» Work required
Lines in the entries below where the word "Modulair" shows up should each be copied.

» Data for review
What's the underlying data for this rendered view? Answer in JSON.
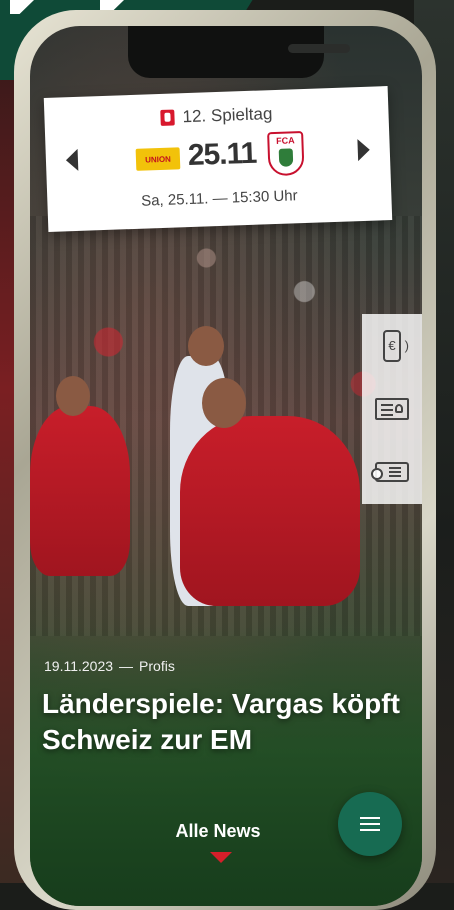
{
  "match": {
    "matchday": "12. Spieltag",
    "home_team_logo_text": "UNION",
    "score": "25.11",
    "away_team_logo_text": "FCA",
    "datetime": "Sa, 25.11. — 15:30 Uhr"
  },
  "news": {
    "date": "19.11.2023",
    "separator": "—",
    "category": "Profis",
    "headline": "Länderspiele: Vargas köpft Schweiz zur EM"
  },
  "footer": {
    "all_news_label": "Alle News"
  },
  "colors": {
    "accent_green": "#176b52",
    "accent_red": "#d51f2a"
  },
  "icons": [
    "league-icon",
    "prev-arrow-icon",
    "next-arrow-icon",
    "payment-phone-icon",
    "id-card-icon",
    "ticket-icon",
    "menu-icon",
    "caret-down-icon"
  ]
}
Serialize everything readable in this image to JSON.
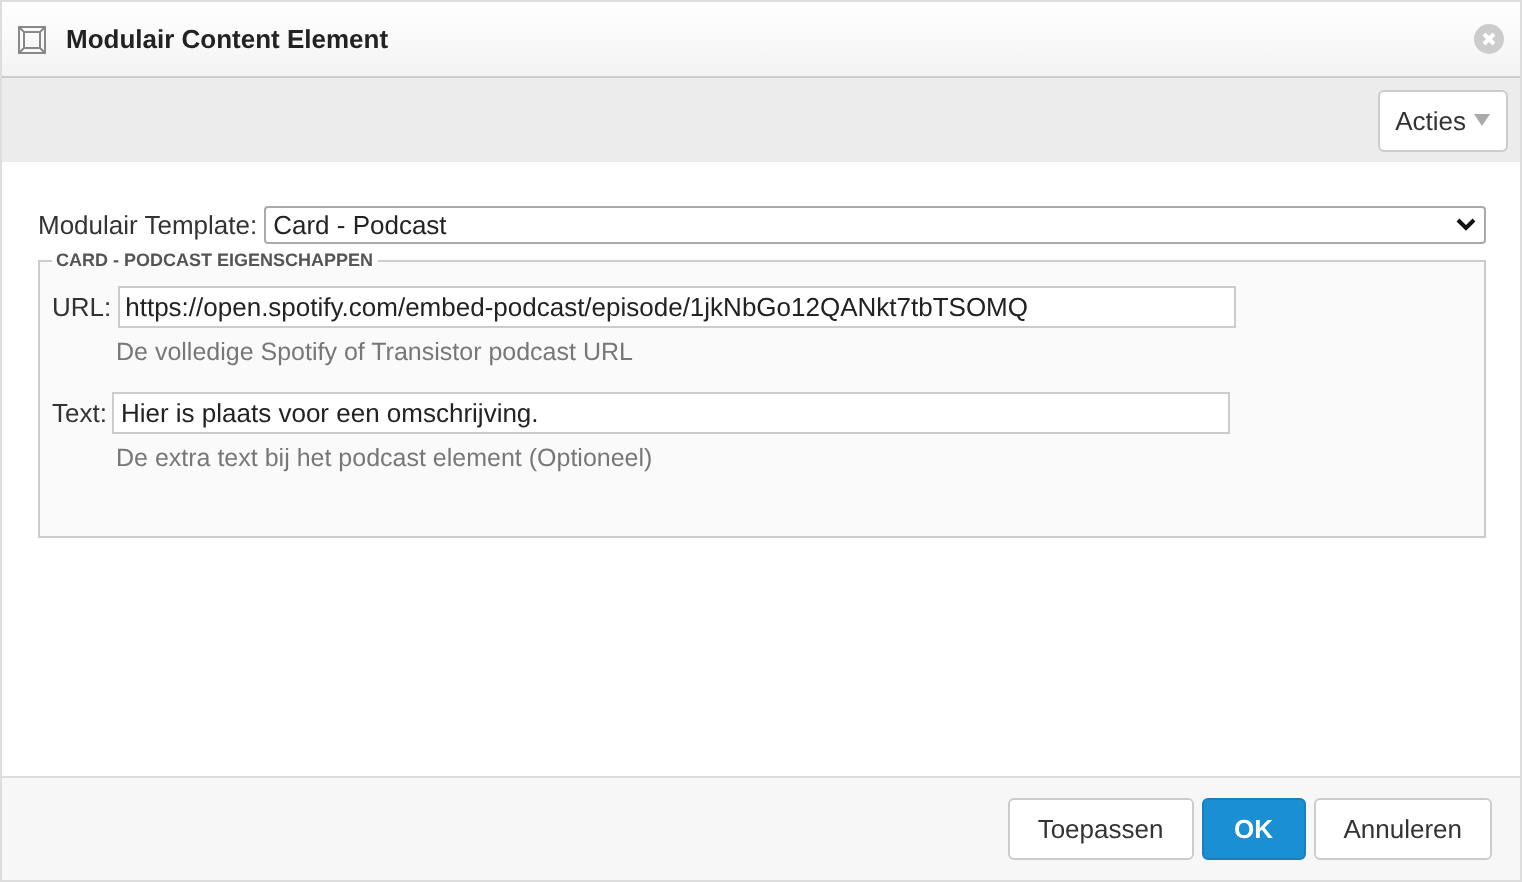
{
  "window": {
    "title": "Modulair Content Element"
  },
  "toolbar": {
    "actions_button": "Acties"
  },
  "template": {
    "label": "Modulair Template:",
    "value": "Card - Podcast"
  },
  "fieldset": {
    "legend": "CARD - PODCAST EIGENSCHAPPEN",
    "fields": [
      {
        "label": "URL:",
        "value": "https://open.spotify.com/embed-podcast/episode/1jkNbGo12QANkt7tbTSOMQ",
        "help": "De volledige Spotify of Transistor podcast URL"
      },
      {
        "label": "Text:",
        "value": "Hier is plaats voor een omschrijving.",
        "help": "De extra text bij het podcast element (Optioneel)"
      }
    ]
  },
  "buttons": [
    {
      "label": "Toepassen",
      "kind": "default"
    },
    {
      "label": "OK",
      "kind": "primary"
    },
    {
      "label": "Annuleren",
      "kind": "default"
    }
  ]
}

» Result of the exercise
    "title": "Modulair Content Element"
    "label": "Modulair Template:",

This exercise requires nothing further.